IMF began in 1984, and is a registered charity in Scotland. Its aim is to "sustain, propagate and develop interest in and financial support for children who live in extreme poverty in India by providing the means for their welfare, education and nurture in the Christian faith."
Find out more on the IMF website
Tearfund is a Christian international aid and development agency working globally to end poverty and injustice, and to restore dignity and hope in some of the world’s poorest communities.
They operate in more than fifty countries around the world. As well as being present in disaster situations and recovery through our response teams, they speak out on behalf of poor people on the national and international stage by petitioning governments, campaigning for justice and raising the profile of key poverty issues wherever they can.
Tearfund has a vision to see 50 million people released from material and spiritual poverty through a worldwide network of 100,000 local churches.
Find out more on the Tearfund website
Christian Aid is a Christian organisation that insists the world can and must be swiftly changed to one where everyone can live a full life, free from poverty. We provide urgent, practical and effective assistance where need is great,striving to achieve equality, dignity and freedom for all, regardless of faith or nationality. It is part of a wider movement for social justice. tackling the effects of poverty as well as its root causes.
Accountability is core to Christian Aid's values and the principles that inform their behaviour in all that they do and help define their approach to policy, campaigns, fundraising and communication.
These values include being authentic - being trusted to do the right thing, being rooted in the lives of real people, telling the true story, communicating real voices and having an open and honest relationship with the church.
Find out more on the Christian Aid website
CSW is a Christian organisation working for religious freedom through advocacy and human rights, in the pursuit of justice.
Their primary work is advocacy, which they use to influence the legislation, policies, attitudes and behaviours which reinforce religious discrimination and persecution. Through this, they aim to bring about lasting cultural, social and political change.

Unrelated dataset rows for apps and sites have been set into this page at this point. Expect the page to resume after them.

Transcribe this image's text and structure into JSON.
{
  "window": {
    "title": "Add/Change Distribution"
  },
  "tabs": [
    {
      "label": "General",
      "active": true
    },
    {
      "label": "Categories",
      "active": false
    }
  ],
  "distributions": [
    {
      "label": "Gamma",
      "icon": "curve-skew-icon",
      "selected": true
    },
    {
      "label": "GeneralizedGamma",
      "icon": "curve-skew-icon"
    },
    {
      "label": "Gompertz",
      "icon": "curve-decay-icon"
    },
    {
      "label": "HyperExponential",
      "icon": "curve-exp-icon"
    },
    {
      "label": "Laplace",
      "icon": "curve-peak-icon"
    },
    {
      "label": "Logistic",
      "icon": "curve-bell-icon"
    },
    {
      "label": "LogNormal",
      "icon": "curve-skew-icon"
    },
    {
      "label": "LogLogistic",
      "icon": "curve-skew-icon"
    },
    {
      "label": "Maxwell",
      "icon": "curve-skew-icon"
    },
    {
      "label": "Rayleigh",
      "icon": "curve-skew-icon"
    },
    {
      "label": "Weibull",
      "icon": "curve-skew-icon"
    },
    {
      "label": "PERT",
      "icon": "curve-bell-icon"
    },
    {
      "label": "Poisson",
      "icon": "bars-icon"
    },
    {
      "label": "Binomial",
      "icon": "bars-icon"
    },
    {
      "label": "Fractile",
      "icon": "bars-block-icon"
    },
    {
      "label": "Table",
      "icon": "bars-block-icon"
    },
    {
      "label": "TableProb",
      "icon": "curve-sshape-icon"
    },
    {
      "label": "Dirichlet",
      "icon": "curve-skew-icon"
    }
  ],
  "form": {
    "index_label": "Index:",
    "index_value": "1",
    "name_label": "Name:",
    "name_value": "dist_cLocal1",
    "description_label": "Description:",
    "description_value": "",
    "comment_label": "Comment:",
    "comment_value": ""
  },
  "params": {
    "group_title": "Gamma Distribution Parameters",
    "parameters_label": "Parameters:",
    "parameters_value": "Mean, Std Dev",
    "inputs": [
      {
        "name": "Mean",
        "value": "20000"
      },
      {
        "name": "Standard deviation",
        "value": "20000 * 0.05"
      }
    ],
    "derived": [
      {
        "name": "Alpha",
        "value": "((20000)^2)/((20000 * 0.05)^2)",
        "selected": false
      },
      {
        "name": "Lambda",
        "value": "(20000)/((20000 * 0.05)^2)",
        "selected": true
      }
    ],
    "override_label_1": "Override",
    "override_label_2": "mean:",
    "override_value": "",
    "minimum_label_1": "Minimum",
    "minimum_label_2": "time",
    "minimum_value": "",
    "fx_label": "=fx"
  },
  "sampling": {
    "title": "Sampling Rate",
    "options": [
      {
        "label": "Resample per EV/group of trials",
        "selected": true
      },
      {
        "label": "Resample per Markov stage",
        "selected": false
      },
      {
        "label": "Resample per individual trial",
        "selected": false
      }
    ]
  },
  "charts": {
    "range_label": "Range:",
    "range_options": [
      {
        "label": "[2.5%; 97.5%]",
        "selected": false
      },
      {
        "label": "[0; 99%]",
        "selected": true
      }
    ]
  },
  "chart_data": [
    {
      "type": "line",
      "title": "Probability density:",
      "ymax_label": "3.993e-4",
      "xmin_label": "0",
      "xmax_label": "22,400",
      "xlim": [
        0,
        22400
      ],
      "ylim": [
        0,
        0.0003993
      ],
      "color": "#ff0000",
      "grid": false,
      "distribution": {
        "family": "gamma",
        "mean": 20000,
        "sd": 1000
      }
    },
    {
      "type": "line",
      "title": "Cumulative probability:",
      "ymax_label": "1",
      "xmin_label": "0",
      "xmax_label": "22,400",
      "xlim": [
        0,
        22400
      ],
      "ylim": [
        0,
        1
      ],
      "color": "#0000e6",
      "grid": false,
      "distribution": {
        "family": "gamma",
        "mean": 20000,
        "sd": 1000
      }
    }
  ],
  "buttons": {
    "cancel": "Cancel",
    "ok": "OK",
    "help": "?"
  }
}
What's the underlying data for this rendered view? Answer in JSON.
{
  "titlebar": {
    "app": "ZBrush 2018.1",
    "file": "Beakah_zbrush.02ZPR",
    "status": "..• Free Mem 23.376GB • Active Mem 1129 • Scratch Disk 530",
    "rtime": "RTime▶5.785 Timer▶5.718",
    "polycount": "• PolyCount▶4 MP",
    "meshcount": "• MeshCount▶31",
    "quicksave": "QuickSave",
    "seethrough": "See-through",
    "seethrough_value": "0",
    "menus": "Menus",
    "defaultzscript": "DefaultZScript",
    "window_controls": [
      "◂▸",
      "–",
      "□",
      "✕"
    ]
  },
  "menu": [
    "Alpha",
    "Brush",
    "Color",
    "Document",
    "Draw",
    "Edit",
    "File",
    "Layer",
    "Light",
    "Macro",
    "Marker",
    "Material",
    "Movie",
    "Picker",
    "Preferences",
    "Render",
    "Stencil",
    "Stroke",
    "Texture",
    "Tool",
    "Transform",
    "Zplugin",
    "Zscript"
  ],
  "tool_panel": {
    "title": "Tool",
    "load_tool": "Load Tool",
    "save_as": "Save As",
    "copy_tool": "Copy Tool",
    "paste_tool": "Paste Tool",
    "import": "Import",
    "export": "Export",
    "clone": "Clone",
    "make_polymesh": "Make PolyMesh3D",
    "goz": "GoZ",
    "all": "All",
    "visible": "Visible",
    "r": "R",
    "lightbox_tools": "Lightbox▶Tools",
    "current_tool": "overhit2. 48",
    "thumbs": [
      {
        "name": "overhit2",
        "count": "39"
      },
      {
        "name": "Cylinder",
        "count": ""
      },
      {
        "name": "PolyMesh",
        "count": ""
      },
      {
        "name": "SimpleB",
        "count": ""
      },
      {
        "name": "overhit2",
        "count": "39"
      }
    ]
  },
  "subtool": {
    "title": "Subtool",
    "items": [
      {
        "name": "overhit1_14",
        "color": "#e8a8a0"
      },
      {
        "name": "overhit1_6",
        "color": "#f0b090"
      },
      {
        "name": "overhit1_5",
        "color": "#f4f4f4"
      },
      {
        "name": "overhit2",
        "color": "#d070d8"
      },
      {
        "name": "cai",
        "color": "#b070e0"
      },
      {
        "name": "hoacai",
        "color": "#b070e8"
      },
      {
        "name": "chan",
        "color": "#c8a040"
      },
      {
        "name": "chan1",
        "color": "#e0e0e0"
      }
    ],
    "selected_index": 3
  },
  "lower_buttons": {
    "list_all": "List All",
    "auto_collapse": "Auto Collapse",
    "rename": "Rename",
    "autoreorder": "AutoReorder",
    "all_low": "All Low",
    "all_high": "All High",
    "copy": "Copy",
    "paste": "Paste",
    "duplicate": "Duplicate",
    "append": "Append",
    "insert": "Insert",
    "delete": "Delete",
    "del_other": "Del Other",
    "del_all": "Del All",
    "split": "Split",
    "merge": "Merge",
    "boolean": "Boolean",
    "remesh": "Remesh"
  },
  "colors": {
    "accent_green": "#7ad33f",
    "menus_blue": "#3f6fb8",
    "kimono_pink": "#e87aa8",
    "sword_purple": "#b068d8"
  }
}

CSW's evidence-based reports are widely used and cited by the Foreign Office, US State Department, US Commission on International Religious Freedom, UN and others on a regular basis.
Find out more on the CSW website
MAF is a dynamic Christian organisation operating more than 135 aircraft across over 35 countries in the developing world. Flying across hostile environments, we reach the world’s most isolated people.
They partner with over 1,000 organisations to bring physical and spiritual care to those who need it most, providing flights and logistical support for their outreach to communities in developing nations.
These missions include aid agencies, missions, relief and development organisations, government departments, local churches and other national groups. Their work covers healthcare, emergency relief, development and the bringing of God's word.
They seek to promote the growth of the church, working with indigenous churches and groups to enable spiritual outreach. They also support the work of many visiting churches as they encourage fledgling churches or those who have suffered persecution.
Find out more on the MAF website .